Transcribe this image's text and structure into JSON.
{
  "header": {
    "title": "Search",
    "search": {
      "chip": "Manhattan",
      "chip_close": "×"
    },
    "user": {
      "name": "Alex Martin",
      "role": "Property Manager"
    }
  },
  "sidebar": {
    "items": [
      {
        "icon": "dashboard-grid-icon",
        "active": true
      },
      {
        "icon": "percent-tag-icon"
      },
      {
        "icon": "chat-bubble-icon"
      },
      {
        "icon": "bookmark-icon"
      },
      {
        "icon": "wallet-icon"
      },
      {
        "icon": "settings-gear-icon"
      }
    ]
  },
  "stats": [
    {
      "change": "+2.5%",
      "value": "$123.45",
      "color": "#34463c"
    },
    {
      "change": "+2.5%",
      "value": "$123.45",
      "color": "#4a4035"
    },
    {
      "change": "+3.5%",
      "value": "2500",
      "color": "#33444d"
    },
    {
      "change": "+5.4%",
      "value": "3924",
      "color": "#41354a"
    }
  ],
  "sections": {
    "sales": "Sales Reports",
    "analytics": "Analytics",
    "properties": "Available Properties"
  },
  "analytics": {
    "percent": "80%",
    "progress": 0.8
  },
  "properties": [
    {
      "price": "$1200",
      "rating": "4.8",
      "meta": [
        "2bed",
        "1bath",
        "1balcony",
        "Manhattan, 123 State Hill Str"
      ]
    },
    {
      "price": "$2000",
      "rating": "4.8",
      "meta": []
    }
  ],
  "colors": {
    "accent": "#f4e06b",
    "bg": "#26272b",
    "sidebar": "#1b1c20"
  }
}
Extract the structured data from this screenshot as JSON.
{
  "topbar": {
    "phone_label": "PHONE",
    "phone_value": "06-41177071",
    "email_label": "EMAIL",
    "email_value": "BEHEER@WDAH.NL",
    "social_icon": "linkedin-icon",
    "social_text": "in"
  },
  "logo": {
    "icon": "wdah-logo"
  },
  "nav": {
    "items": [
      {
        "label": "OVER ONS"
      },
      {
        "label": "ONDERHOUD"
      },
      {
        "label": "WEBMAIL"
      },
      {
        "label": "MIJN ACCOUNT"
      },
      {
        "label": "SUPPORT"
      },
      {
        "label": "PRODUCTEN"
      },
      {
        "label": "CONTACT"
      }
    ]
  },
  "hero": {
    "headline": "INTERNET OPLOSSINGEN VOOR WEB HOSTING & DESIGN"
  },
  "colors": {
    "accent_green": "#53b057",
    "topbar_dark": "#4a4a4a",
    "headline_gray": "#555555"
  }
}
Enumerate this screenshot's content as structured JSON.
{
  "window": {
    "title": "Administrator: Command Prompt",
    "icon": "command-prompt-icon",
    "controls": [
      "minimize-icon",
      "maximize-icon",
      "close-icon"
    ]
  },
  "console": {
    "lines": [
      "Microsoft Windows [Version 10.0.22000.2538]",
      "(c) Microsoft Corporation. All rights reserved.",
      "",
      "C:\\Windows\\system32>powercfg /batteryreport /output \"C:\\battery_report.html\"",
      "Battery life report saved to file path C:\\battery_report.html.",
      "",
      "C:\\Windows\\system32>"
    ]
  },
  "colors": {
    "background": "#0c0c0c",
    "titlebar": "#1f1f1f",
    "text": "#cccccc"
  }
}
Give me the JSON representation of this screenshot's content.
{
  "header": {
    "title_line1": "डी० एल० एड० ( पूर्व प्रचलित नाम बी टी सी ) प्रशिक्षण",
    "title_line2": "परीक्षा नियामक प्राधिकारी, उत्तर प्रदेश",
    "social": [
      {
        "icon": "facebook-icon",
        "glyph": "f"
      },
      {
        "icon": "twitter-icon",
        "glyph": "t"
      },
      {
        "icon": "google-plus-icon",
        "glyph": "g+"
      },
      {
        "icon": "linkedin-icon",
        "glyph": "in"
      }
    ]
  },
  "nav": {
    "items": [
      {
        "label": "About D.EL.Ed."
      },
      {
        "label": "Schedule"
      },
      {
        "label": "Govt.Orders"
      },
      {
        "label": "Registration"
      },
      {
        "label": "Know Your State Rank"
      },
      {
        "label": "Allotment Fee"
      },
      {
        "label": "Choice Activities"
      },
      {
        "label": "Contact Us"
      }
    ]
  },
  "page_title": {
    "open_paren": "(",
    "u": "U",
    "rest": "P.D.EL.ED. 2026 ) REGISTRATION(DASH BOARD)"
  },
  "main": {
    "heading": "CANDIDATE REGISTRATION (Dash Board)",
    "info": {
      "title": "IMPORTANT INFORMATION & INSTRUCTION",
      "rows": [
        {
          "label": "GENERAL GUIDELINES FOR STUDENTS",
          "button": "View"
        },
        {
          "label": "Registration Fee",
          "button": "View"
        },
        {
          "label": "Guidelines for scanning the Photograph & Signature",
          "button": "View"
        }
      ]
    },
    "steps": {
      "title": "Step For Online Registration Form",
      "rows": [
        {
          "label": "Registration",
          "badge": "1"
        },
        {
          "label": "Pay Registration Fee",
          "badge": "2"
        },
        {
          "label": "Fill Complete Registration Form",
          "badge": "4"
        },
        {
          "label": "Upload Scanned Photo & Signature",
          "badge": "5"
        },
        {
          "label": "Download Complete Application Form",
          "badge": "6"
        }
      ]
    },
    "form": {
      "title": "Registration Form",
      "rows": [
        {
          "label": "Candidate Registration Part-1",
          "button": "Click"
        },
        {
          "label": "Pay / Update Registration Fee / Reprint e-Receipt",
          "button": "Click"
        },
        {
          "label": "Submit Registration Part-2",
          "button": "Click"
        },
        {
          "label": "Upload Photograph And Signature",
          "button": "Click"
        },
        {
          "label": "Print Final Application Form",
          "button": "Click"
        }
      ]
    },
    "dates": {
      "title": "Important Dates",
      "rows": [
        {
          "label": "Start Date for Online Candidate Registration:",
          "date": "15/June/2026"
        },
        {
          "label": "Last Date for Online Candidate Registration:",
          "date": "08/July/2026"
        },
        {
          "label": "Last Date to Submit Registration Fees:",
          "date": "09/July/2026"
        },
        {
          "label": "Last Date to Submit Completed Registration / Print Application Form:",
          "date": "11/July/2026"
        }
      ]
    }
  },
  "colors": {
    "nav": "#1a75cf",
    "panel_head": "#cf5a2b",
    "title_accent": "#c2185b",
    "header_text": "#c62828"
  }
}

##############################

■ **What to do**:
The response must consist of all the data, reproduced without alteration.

■ **Result**:
Transcribe this image's text and structure into JSON.
{
  "header": {
    "title": "Search",
    "search": {
      "chip": "Manhattan",
      "chip_close": "×"
    },
    "user": {
      "name": "Alex Martin",
      "role": "Property Manager"
    }
  },
  "sidebar": {
    "items": [
      {
        "icon": "dashboard-grid-icon",
        "active": true
      },
      {
        "icon": "percent-tag-icon"
      },
      {
        "icon": "chat-bubble-icon"
      },
      {
        "icon": "bookmark-icon"
      },
      {
        "icon": "wallet-icon"
      },
      {
        "icon": "settings-gear-icon"
      }
    ]
  },
  "stats": [
    {
      "change": "+2.5%",
      "value": "$123.45",
      "color": "#34463c"
    },
    {
      "change": "+2.5%",
      "value": "$123.45",
      "color": "#4a4035"
    },
    {
      "change": "+3.5%",
      "value": "2500",
      "color": "#33444d"
    },
    {
      "change": "+5.4%",
      "value": "3924",
      "color": "#41354a"
    }
  ],
  "sections": {
    "sales": "Sales Reports",
    "analytics": "Analytics",
    "properties": "Available Properties"
  },
  "analytics": {
    "percent": "80%",
    "progress": 0.8
  },
  "properties": [
    {
      "price": "$1200",
      "rating": "4.8",
      "meta": [
        "2bed",
        "1bath",
        "1balcony",
        "Manhattan, 123 State Hill Str"
      ]
    },
    {
      "price": "$2000",
      "rating": "4.8",
      "meta": []
    }
  ],
  "colors": {
    "accent": "#f4e06b",
    "bg": "#26272b",
    "sidebar": "#1b1c20"
  }
}
Extract the structured data from this screenshot as JSON.
{
  "topbar": {
    "phone_label": "PHONE",
    "phone_value": "06-41177071",
    "email_label": "EMAIL",
    "email_value": "BEHEER@WDAH.NL",
    "social_icon": "linkedin-icon",
    "social_text": "in"
  },
  "logo": {
    "icon": "wdah-logo"
  },
  "nav": {
    "items": [
      {
        "label": "OVER ONS"
      },
      {
        "label": "ONDERHOUD"
      },
      {
        "label": "WEBMAIL"
      },
      {
        "label": "MIJN ACCOUNT"
      },
      {
        "label": "SUPPORT"
      },
      {
        "label": "PRODUCTEN"
      },
      {
        "label": "CONTACT"
      }
    ]
  },
  "hero": {
    "headline": "INTERNET OPLOSSINGEN VOOR WEB HOSTING & DESIGN"
  },
  "colors": {
    "accent_green": "#53b057",
    "topbar_dark": "#4a4a4a",
    "headline_gray": "#555555"
  }
}
Enumerate this screenshot's content as structured JSON.
{
  "window": {
    "title": "Administrator: Command Prompt",
    "icon": "command-prompt-icon",
    "controls": [
      "minimize-icon",
      "maximize-icon",
      "close-icon"
    ]
  },
  "console": {
    "lines": [
      "Microsoft Windows [Version 10.0.22000.2538]",
      "(c) Microsoft Corporation. All rights reserved.",
      "",
      "C:\\Windows\\system32>powercfg /batteryreport /output \"C:\\battery_report.html\"",
      "Battery life report saved to file path C:\\battery_report.html.",
      "",
      "C:\\Windows\\system32>"
    ]
  },
  "colors": {
    "background": "#0c0c0c",
    "titlebar": "#1f1f1f",
    "text": "#cccccc"
  }
}
Give me the JSON representation of this screenshot's content.
{
  "header": {
    "title_line1": "डी० एल० एड० ( पूर्व प्रचलित नाम बी टी सी ) प्रशिक्षण",
    "title_line2": "परीक्षा नियामक प्राधिकारी, उत्तर प्रदेश",
    "social": [
      {
        "icon": "facebook-icon",
        "glyph": "f"
      },
      {
        "icon": "twitter-icon",
        "glyph": "t"
      },
      {
        "icon": "google-plus-icon",
        "glyph": "g+"
      },
      {
        "icon": "linkedin-icon",
        "glyph": "in"
      }
    ]
  },
  "nav": {
    "items": [
      {
        "label": "About D.EL.Ed."
      },
      {
        "label": "Schedule"
      },
      {
        "label": "Govt.Orders"
      },
      {
        "label": "Registration"
      },
      {
        "label": "Know Your State Rank"
      },
      {
        "label": "Allotment Fee"
      },
      {
        "label": "Choice Activities"
      },
      {
        "label": "Contact Us"
      }
    ]
  },
  "page_title": {
    "open_paren": "(",
    "u": "U",
    "rest": "P.D.EL.ED. 2026 ) REGISTRATION(DASH BOARD)"
  },
  "main": {
    "heading": "CANDIDATE REGISTRATION (Dash Board)",
    "info": {
      "title": "IMPORTANT INFORMATION & INSTRUCTION",
      "rows": [
        {
          "label": "GENERAL GUIDELINES FOR STUDENTS",
          "button": "View"
        },
        {
          "label": "Registration Fee",
          "button": "View"
        },
        {
          "label": "Guidelines for scanning the Photograph & Signature",
          "button": "View"
        }
      ]
    },
    "steps": {
      "title": "Step For Online Registration Form",
      "rows": [
        {
          "label": "Registration",
          "badge": "1"
        },
        {
          "label": "Pay Registration Fee",
          "badge": "2"
        },
        {
          "label": "Fill Complete Registration Form",
          "badge": "4"
        },
        {
          "label": "Upload Scanned Photo & Signature",
          "badge": "5"
        },
        {
          "label": "Download Complete Application Form",
          "badge": "6"
        }
      ]
    },
    "form": {
      "title": "Registration Form",
      "rows": [
        {
          "label": "Candidate Registration Part-1",
          "button": "Click"
        },
        {
          "label": "Pay / Update Registration Fee / Reprint e-Receipt",
          "button": "Click"
        },
        {
          "label": "Submit Registration Part-2",
          "button": "Click"
        },
        {
          "label": "Upload Photograph And Signature",
          "button": "Click"
        },
        {
          "label": "Print Final Application Form",
          "button": "Click"
        }
      ]
    },
    "dates": {
      "title": "Important Dates",
      "rows": [
        {
          "label": "Start Date for Online Candidate Registration:",
          "date": "15/June/2026"
        },
        {
          "label": "Last Date for Online Candidate Registration:",
          "date": "08/July/2026"
        },
        {
          "label": "Last Date to Submit Registration Fees:",
          "date": "09/July/2026"
        },
        {
          "label": "Last Date to Submit Completed Registration / Print Application Form:",
          "date": "11/July/2026"
        }
      ]
    }
  },
  "colors": {
    "nav": "#1a75cf",
    "panel_head": "#cf5a2b",
    "title_accent": "#c2185b",
    "header_text": "#c62828"
  }
}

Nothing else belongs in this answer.